- ICOMOS Analysis of 2013 nominations
- 1 Quality and complexity of nomination dossiers
- 2 ICOMOS evaluations
- 3 Strengthening of dialogue with State Parties
- 4 “Referred back” nominations – “Deferred” nominations
- 5 "Minor" modifications to boundaries
- 6 Serial nominations and extensions
- 7 Development projects
- 8 Issue of calendar and timing
- 9 Upstream process
- 10 Integrated management in natural reserves
- All Pages
6 Serial nominations and extensions
ICOMOS wishes to point out that the Operational Guidelines of November 2011 (paragraph 137) validated a change in the approach to serial properties. Serial nominations should not consist merely of a catalogue of sites, but should instead concern a collection or ensemble of sites with specific cultural, social or functional links over time, in which each site contributes substantially to the Outstanding Universal Value of the serial property as a whole.
ICOMOS wishes to encourage States Parties to give consideration to the implications of this change when preparing serial nominations.
This year, ICOMOS has examined 9 serial nominations, including 93 monuments, ensembles and sites. These nominations require a more substantial investment in terms of human and financial resources at all levels of evaluation of the properties. Because the number of serial nominations is growing, this needs to be taken into account in the budgets and contracts. Furthermore, ICOMOS notes that there are also calendar pressures arising from the task of evaluating these large and complex serial nominations and repeats its suggestion, supported by the Jade Tabet review, that the World Heritage Committee give consideration to an extended timeframe for these kinds of nominations.
A specific evaluation format was set up in 2009 for the serial nominations and extensions. ICOMOS explicitly informs the Committee of the questions it asks in relation to the nature of serial nominations:
a) What is the justification for the serial approach?
b) How were the chosen sites selected? How do they each relate to the overall Outstanding Universal Value of the property?
c) Does the comparative analysis justify the selection of properties?
d) Are the separate components of the property functionally linked?

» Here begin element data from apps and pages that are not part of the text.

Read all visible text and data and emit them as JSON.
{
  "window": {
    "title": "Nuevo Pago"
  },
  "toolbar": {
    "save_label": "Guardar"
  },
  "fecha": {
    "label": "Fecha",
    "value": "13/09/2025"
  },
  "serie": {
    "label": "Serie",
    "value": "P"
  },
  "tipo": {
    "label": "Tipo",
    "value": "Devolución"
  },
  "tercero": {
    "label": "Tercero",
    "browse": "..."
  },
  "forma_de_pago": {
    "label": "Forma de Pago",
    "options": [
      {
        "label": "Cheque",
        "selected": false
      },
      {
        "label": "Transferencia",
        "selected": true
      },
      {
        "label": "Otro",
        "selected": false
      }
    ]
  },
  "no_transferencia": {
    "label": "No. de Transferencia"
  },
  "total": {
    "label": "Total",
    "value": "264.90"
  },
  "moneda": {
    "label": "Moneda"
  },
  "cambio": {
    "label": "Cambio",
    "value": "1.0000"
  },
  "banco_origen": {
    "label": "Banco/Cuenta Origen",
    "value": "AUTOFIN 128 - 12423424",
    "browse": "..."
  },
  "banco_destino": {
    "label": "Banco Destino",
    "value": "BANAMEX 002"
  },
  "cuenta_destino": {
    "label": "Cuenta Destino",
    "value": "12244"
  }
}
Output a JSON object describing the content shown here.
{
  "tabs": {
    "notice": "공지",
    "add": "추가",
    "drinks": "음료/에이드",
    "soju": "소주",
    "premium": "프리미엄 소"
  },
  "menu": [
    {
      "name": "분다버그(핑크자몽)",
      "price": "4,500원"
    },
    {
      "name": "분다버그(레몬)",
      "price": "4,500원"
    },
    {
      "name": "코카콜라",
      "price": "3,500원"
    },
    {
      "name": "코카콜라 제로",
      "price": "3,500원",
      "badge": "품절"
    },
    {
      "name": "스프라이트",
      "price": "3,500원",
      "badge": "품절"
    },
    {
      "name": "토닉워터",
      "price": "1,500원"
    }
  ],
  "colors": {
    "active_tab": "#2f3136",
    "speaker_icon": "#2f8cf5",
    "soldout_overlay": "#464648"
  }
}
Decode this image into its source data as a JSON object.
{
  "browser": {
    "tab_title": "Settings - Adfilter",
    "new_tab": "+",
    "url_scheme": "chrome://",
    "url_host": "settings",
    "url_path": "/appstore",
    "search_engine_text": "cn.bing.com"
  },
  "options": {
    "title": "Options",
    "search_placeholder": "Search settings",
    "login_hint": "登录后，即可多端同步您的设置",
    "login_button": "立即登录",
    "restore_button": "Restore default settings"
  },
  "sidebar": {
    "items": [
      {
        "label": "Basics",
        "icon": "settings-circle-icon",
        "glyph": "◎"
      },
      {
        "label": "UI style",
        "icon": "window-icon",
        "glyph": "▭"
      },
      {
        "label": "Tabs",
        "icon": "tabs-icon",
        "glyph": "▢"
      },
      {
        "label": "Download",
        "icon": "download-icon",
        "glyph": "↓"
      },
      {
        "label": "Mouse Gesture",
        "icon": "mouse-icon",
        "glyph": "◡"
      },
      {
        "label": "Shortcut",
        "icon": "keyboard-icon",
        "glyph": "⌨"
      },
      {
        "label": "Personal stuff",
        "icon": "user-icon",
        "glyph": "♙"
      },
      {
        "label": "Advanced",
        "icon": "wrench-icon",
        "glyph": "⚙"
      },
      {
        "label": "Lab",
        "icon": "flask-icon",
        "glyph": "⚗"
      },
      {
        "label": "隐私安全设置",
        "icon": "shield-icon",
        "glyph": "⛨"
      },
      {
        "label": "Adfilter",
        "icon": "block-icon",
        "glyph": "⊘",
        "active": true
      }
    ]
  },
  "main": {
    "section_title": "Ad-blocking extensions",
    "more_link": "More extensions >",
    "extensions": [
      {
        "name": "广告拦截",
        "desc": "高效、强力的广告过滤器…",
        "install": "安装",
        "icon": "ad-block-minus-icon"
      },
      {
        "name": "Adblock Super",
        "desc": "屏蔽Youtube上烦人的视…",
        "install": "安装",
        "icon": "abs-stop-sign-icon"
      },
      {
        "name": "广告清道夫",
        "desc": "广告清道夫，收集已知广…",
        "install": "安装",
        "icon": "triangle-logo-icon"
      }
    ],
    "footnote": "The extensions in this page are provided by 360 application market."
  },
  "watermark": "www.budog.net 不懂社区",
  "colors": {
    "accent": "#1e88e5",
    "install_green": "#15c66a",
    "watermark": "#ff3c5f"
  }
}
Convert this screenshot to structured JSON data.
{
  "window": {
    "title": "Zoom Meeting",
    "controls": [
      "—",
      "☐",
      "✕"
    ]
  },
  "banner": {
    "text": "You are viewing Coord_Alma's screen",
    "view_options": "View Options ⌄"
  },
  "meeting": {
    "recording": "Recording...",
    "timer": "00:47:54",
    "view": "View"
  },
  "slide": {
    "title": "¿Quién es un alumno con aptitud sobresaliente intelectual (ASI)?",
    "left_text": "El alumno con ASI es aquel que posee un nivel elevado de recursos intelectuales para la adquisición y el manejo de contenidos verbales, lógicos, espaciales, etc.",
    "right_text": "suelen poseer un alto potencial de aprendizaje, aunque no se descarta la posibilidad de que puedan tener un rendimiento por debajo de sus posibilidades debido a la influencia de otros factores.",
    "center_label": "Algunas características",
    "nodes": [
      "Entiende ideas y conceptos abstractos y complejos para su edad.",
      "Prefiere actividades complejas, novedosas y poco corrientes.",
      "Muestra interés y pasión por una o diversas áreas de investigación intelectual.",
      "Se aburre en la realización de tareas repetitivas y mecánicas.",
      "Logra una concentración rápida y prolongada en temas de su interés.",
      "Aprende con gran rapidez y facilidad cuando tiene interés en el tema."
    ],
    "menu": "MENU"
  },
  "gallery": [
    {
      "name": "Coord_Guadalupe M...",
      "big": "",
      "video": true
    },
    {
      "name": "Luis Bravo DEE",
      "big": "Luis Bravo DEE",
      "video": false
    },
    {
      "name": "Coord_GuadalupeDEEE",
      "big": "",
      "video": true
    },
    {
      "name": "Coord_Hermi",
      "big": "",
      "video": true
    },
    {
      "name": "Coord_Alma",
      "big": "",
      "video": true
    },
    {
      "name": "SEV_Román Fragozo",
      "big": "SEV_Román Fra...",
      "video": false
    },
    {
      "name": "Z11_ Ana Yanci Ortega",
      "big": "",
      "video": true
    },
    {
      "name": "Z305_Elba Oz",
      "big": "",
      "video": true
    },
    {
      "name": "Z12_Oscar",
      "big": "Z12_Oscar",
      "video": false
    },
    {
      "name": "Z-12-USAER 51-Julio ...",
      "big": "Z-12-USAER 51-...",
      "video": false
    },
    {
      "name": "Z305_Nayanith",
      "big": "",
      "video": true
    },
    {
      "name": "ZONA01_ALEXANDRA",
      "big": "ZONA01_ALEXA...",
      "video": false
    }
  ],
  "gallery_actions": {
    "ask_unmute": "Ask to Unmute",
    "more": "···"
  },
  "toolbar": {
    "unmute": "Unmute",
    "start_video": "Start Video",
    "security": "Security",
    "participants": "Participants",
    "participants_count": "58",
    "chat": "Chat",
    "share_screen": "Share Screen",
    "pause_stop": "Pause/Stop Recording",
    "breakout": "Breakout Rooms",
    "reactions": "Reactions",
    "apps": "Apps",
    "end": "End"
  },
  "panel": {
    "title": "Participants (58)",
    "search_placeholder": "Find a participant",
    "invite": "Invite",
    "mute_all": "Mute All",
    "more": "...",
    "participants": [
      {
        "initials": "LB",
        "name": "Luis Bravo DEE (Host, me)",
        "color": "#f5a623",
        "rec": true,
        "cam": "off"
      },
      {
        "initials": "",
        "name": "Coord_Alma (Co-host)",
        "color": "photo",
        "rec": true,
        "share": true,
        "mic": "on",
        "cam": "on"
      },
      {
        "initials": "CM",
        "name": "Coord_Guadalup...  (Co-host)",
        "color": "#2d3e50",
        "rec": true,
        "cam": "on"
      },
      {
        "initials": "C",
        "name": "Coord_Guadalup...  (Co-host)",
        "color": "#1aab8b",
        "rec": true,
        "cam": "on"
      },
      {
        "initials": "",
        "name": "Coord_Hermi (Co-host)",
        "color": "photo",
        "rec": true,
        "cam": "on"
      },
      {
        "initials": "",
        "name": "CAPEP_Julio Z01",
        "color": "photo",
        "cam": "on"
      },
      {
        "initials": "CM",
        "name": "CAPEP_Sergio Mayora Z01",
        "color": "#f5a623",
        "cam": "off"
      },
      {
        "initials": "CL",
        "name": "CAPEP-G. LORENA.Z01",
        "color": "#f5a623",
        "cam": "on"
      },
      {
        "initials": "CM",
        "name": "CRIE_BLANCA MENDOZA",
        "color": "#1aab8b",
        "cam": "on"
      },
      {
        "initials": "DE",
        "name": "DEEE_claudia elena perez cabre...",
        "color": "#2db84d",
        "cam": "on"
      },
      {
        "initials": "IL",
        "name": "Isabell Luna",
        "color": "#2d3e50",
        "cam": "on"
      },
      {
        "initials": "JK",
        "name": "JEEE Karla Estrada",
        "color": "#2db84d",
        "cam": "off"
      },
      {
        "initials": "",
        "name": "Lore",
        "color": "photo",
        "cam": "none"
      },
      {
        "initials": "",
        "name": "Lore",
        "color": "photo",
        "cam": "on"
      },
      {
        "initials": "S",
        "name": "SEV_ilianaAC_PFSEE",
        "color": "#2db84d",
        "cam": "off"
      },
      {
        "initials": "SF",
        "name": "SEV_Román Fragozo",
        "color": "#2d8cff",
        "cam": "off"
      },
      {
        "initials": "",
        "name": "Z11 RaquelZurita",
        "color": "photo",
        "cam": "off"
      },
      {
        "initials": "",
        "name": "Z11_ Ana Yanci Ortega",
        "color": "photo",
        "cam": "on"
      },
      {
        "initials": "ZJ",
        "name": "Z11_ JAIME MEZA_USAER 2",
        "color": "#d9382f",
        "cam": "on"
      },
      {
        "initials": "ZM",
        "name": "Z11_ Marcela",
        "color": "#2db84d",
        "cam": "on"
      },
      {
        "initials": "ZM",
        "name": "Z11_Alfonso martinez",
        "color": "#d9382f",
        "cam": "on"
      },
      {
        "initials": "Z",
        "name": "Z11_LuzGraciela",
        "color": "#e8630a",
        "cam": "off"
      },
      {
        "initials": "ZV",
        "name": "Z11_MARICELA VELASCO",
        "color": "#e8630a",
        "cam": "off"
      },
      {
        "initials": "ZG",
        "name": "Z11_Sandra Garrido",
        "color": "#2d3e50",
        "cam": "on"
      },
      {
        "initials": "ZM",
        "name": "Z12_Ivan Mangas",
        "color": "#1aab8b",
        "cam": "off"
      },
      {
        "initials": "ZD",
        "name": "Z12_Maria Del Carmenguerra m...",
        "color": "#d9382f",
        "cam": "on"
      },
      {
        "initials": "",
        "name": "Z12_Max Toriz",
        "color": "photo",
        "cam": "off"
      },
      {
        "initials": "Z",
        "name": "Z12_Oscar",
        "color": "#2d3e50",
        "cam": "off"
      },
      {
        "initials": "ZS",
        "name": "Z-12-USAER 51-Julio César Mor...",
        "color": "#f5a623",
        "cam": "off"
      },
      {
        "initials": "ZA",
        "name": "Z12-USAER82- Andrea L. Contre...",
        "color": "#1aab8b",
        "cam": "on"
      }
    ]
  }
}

e) Is there an overall management framework for all components?
The answers to these questions have been integrated in the evaluation format under relevant sections.